Exercise input below:
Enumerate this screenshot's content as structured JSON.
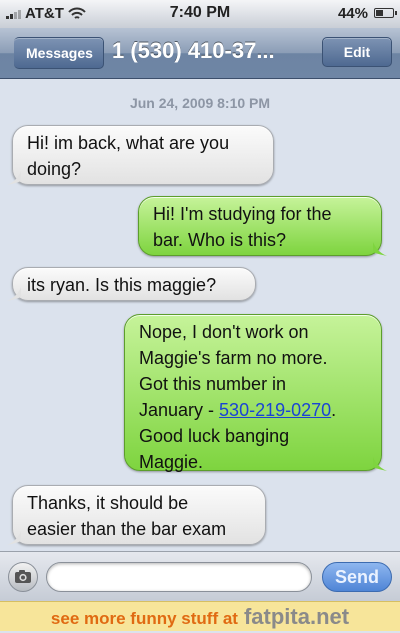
{
  "status_bar": {
    "carrier": "AT&T",
    "time": "7:40 PM",
    "battery_text": "44%",
    "battery_level": 0.44,
    "icons": [
      "signal-icon",
      "wifi-icon",
      "battery-icon"
    ]
  },
  "nav": {
    "back_label": "Messages",
    "title": "1 (530) 410-37...",
    "edit_label": "Edit"
  },
  "conversation": {
    "timestamp": "Jun 24, 2009 8:10 PM",
    "messages": [
      {
        "direction": "incoming",
        "lines": [
          "Hi! im back, what are you",
          "doing?"
        ]
      },
      {
        "direction": "outgoing",
        "lines": [
          "Hi! I'm studying for the",
          "bar. Who is this?"
        ]
      },
      {
        "direction": "incoming",
        "lines": [
          "its ryan. Is this maggie?"
        ]
      },
      {
        "direction": "outgoing",
        "lines": [
          "Nope, I don't work on",
          "Maggie's farm no more.",
          "Got this number in",
          "January - ",
          "Good luck banging",
          "Maggie."
        ],
        "link": "530-219-0270",
        "link_suffix": "."
      },
      {
        "direction": "incoming",
        "lines": [
          "Thanks, it should be",
          "easier than the bar exam"
        ]
      }
    ]
  },
  "input_bar": {
    "send_label": "Send",
    "text_value": ""
  },
  "footer": {
    "promo": "see more funny stuff at",
    "brand": "fatpita.net"
  },
  "colors": {
    "incoming_bubble": "#e8e8e8",
    "outgoing_bubble": "#8edb4e",
    "link": "#1a44d4",
    "promo": "#e06a12"
  }
}
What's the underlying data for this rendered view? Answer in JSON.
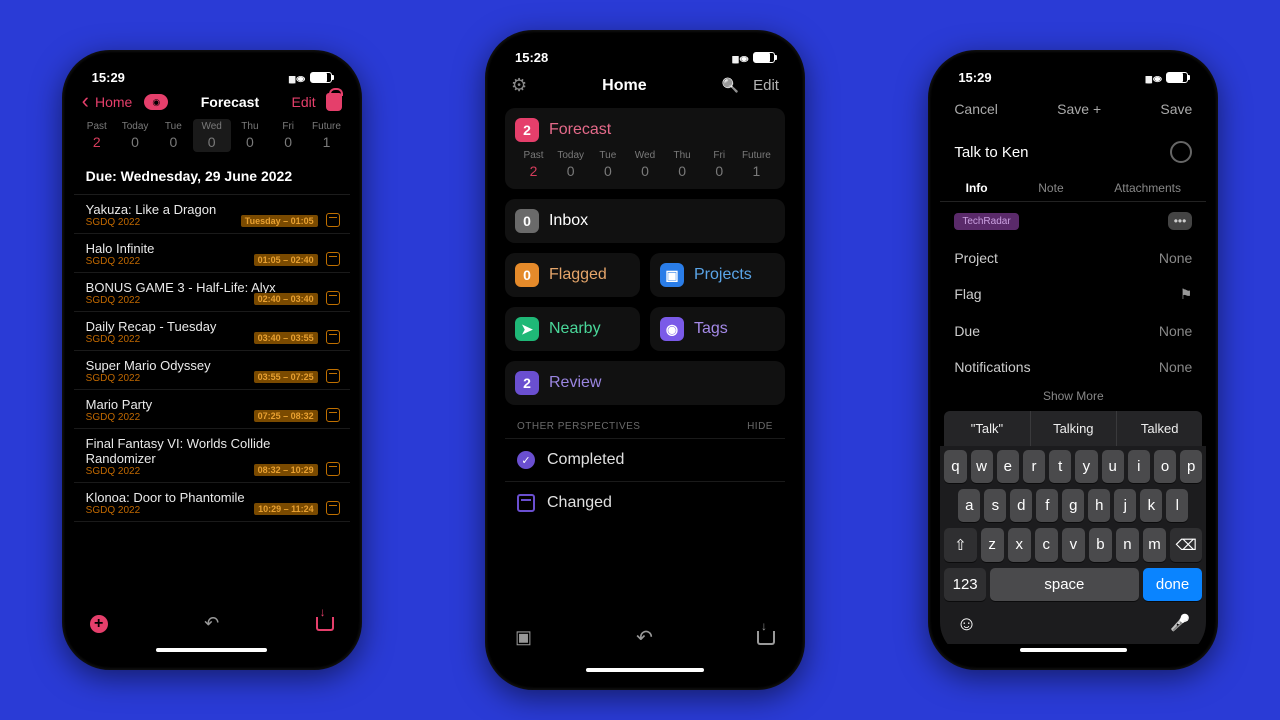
{
  "phone1": {
    "status_time": "15:29",
    "nav": {
      "back": "Home",
      "title": "Forecast",
      "edit": "Edit"
    },
    "days": [
      {
        "label": "Past",
        "num": "2",
        "cls": "past"
      },
      {
        "label": "Today",
        "num": "0"
      },
      {
        "label": "Tue",
        "num": "0"
      },
      {
        "label": "Wed",
        "num": "0",
        "cls": "sel"
      },
      {
        "label": "Thu",
        "num": "0"
      },
      {
        "label": "Fri",
        "num": "0"
      },
      {
        "label": "Future",
        "num": "1"
      }
    ],
    "due_header": "Due: Wednesday, 29 June 2022",
    "tasks": [
      {
        "title": "Yakuza: Like a Dragon",
        "sub": "SGDQ 2022",
        "badge": "Tuesday – 01:05"
      },
      {
        "title": "Halo Infinite",
        "sub": "SGDQ 2022",
        "badge": "01:05 – 02:40"
      },
      {
        "title": "BONUS GAME 3 - Half-Life: Alyx",
        "sub": "SGDQ 2022",
        "badge": "02:40 – 03:40"
      },
      {
        "title": "Daily Recap - Tuesday",
        "sub": "SGDQ 2022",
        "badge": "03:40 – 03:55"
      },
      {
        "title": "Super Mario Odyssey",
        "sub": "SGDQ 2022",
        "badge": "03:55 – 07:25"
      },
      {
        "title": "Mario Party",
        "sub": "SGDQ 2022",
        "badge": "07:25 – 08:32"
      },
      {
        "title": "Final Fantasy VI: Worlds Collide Randomizer",
        "sub": "SGDQ 2022",
        "badge": "08:32 – 10:29"
      },
      {
        "title": "Klonoa: Door to Phantomile",
        "sub": "SGDQ 2022",
        "badge": "10:29 – 11:24"
      }
    ]
  },
  "phone2": {
    "status_time": "15:28",
    "title": "Home",
    "edit": "Edit",
    "forecast": {
      "count": "2",
      "label": "Forecast"
    },
    "days": [
      {
        "label": "Past",
        "num": "2",
        "cls": "past"
      },
      {
        "label": "Today",
        "num": "0"
      },
      {
        "label": "Tue",
        "num": "0"
      },
      {
        "label": "Wed",
        "num": "0"
      },
      {
        "label": "Thu",
        "num": "0"
      },
      {
        "label": "Fri",
        "num": "0"
      },
      {
        "label": "Future",
        "num": "1"
      }
    ],
    "inbox": {
      "count": "0",
      "label": "Inbox"
    },
    "flagged": {
      "count": "0",
      "label": "Flagged"
    },
    "projects": {
      "label": "Projects"
    },
    "nearby": {
      "label": "Nearby"
    },
    "tags": {
      "label": "Tags"
    },
    "review": {
      "count": "2",
      "label": "Review"
    },
    "section": "OTHER PERSPECTIVES",
    "hide": "HIDE",
    "completed": "Completed",
    "changed": "Changed"
  },
  "phone3": {
    "status_time": "15:29",
    "nav": {
      "cancel": "Cancel",
      "saveplus": "Save +",
      "save": "Save"
    },
    "task_title": "Talk to Ken",
    "tabs": {
      "info": "Info",
      "note": "Note",
      "att": "Attachments"
    },
    "tag": "TechRadar",
    "props": {
      "project": {
        "k": "Project",
        "v": "None"
      },
      "flag": {
        "k": "Flag"
      },
      "due": {
        "k": "Due",
        "v": "None"
      },
      "notif": {
        "k": "Notifications",
        "v": "None"
      }
    },
    "show_more": "Show More",
    "suggestions": [
      "\"Talk\"",
      "Talking",
      "Talked"
    ],
    "kb": {
      "r1": [
        "q",
        "w",
        "e",
        "r",
        "t",
        "y",
        "u",
        "i",
        "o",
        "p"
      ],
      "r2": [
        "a",
        "s",
        "d",
        "f",
        "g",
        "h",
        "j",
        "k",
        "l"
      ],
      "r3": [
        "z",
        "x",
        "c",
        "v",
        "b",
        "n",
        "m"
      ],
      "num": "123",
      "space": "space",
      "done": "done"
    }
  }
}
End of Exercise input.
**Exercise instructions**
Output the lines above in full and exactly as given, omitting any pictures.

**Completed task**
Enumerate this screenshot's content as structured JSON.
{
  "status_bar": {
    "carrier": "AT&T",
    "time": "7:40 PM",
    "battery_text": "44%",
    "battery_level": 0.44,
    "icons": [
      "signal-icon",
      "wifi-icon",
      "battery-icon"
    ]
  },
  "nav": {
    "back_label": "Messages",
    "title": "1 (530) 410-37...",
    "edit_label": "Edit"
  },
  "conversation": {
    "timestamp": "Jun 24, 2009 8:10 PM",
    "messages": [
      {
        "direction": "incoming",
        "lines": [
          "Hi! im back, what are you",
          "doing?"
        ]
      },
      {
        "direction": "outgoing",
        "lines": [
          "Hi! I'm studying for the",
          "bar. Who is this?"
        ]
      },
      {
        "direction": "incoming",
        "lines": [
          "its ryan. Is this maggie?"
        ]
      },
      {
        "direction": "outgoing",
        "lines": [
          "Nope, I don't work on",
          "Maggie's farm no more.",
          "Got this number in",
          "January - ",
          "Good luck banging",
          "Maggie."
        ],
        "link": "530-219-0270",
        "link_suffix": "."
      },
      {
        "direction": "incoming",
        "lines": [
          "Thanks, it should be",
          "easier than the bar exam"
        ]
      }
    ]
  },
  "input_bar": {
    "send_label": "Send",
    "text_value": ""
  },
  "footer": {
    "promo": "see more funny stuff at",
    "brand": "fatpita.net"
  },
  "colors": {
    "incoming_bubble": "#e8e8e8",
    "outgoing_bubble": "#8edb4e",
    "link": "#1a44d4",
    "promo": "#e06a12"
  }
}
What's the underlying data for this rendered view? Answer in JSON.
{
  "phone1": {
    "status_time": "15:29",
    "nav": {
      "back": "Home",
      "title": "Forecast",
      "edit": "Edit"
    },
    "days": [
      {
        "label": "Past",
        "num": "2",
        "cls": "past"
      },
      {
        "label": "Today",
        "num": "0"
      },
      {
        "label": "Tue",
        "num": "0"
      },
      {
        "label": "Wed",
        "num": "0",
        "cls": "sel"
      },
      {
        "label": "Thu",
        "num": "0"
      },
      {
        "label": "Fri",
        "num": "0"
      },
      {
        "label": "Future",
        "num": "1"
      }
    ],
    "due_header": "Due: Wednesday, 29 June 2022",
    "tasks": [
      {
        "title": "Yakuza: Like a Dragon",
        "sub": "SGDQ 2022",
        "badge": "Tuesday – 01:05"
      },
      {
        "title": "Halo Infinite",
        "sub": "SGDQ 2022",
        "badge": "01:05 – 02:40"
      },
      {
        "title": "BONUS GAME 3 - Half-Life: Alyx",
        "sub": "SGDQ 2022",
        "badge": "02:40 – 03:40"
      },
      {
        "title": "Daily Recap - Tuesday",
        "sub": "SGDQ 2022",
        "badge": "03:40 – 03:55"
      },
      {
        "title": "Super Mario Odyssey",
        "sub": "SGDQ 2022",
        "badge": "03:55 – 07:25"
      },
      {
        "title": "Mario Party",
        "sub": "SGDQ 2022",
        "badge": "07:25 – 08:32"
      },
      {
        "title": "Final Fantasy VI: Worlds Collide Randomizer",
        "sub": "SGDQ 2022",
        "badge": "08:32 – 10:29"
      },
      {
        "title": "Klonoa: Door to Phantomile",
        "sub": "SGDQ 2022",
        "badge": "10:29 – 11:24"
      }
    ]
  },
  "phone2": {
    "status_time": "15:28",
    "title": "Home",
    "edit": "Edit",
    "forecast": {
      "count": "2",
      "label": "Forecast"
    },
    "days": [
      {
        "label": "Past",
        "num": "2",
        "cls": "past"
      },
      {
        "label": "Today",
        "num": "0"
      },
      {
        "label": "Tue",
        "num": "0"
      },
      {
        "label": "Wed",
        "num": "0"
      },
      {
        "label": "Thu",
        "num": "0"
      },
      {
        "label": "Fri",
        "num": "0"
      },
      {
        "label": "Future",
        "num": "1"
      }
    ],
    "inbox": {
      "count": "0",
      "label": "Inbox"
    },
    "flagged": {
      "count": "0",
      "label": "Flagged"
    },
    "projects": {
      "label": "Projects"
    },
    "nearby": {
      "label": "Nearby"
    },
    "tags": {
      "label": "Tags"
    },
    "review": {
      "count": "2",
      "label": "Review"
    },
    "section": "OTHER PERSPECTIVES",
    "hide": "HIDE",
    "completed": "Completed",
    "changed": "Changed"
  },
  "phone3": {
    "status_time": "15:29",
    "nav": {
      "cancel": "Cancel",
      "saveplus": "Save +",
      "save": "Save"
    },
    "task_title": "Talk to Ken",
    "tabs": {
      "info": "Info",
      "note": "Note",
      "att": "Attachments"
    },
    "tag": "TechRadar",
    "props": {
      "project": {
        "k": "Project",
        "v": "None"
      },
      "flag": {
        "k": "Flag"
      },
      "due": {
        "k": "Due",
        "v": "None"
      },
      "notif": {
        "k": "Notifications",
        "v": "None"
      }
    },
    "show_more": "Show More",
    "suggestions": [
      "\"Talk\"",
      "Talking",
      "Talked"
    ],
    "kb": {
      "r1": [
        "q",
        "w",
        "e",
        "r",
        "t",
        "y",
        "u",
        "i",
        "o",
        "p"
      ],
      "r2": [
        "a",
        "s",
        "d",
        "f",
        "g",
        "h",
        "j",
        "k",
        "l"
      ],
      "r3": [
        "z",
        "x",
        "c",
        "v",
        "b",
        "n",
        "m"
      ],
      "num": "123",
      "space": "space",
      "done": "done"
    }
  }
}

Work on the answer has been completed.